Some friends called in the afternoon and we visited with them until chore time. Just as we started milking the man came to arrange about setting up the windmill. He will come to work on it Tuesday, so I hope our hand pumping days are about over. The engine has continued on its good behavior however. '"Twas ever thus!" Probably if the windmill hadn't been ordered, the engine would have been on a strike most of the time. Inanimate things are about as "contrary" as animate.

Some of my spring chicks have been showing signs of cold lately, so I decided I'd better clean and spray all the houses today. The washing had to be done first but as soon as that was on the line, I armed myself with broom, pitchfork and spray gun, and set out to wage war on the roup germs. Tonight I feel quite as if I'd been in some kind of a fight!

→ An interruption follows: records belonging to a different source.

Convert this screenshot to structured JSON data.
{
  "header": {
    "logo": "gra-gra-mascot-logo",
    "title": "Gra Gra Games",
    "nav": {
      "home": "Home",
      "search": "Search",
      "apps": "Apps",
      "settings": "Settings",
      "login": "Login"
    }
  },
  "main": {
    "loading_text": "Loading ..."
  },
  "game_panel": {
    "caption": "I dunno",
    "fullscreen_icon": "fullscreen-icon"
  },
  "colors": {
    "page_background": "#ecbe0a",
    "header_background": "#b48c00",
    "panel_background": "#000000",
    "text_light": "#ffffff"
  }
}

I shut the east coop off and am using it as headquarters for all sneezers, and have instructed Dan if he hears any bird coughing or sniffling, he is to capture it and shut it up, so I hope to cut short any serious outbreak.

Dan went out to dig potatoes this afternoon. He did his corn picking before dinner. About 4:30 a brisk shower came up and it rained until we were through milking. Mother and I are due in town for a party tomorrow - hope it doesn't get too sloppy.


A glorious day. Everything looked so pretty in the sunshine for the grass is greener now than it has been all summer and the trees are all bright yellows and reds. Last year at this time, mother and I were in Denver making trips to the mountains and reveling in scenery and gorgeous coloring. She would like me to go with her again this year, but I tell her I can't indulge in such dissipations every year, much as I would enjoy it.

Our windmill expert didn't show up this morning - got here about the middle of the afternoon and when mother and I got back from town, he and Dan were busy putting the tower together.

I got the ironing out of the way this forenoon and found time for a little mending too. I wish all this month would be as beautiful as the beginning. Already we're beginning to hear prophecies of "the worst winter in years." But I suppose there is no use crossing the bridge until we come to it. If one had heaps of feed for the stock it wouldn't be so bad, but when haystacks are few and there is a shortage of everything else, one hopes for an open winter.

1929 Vacuum Ad - The Joy Of A Really Clean Home

No comments: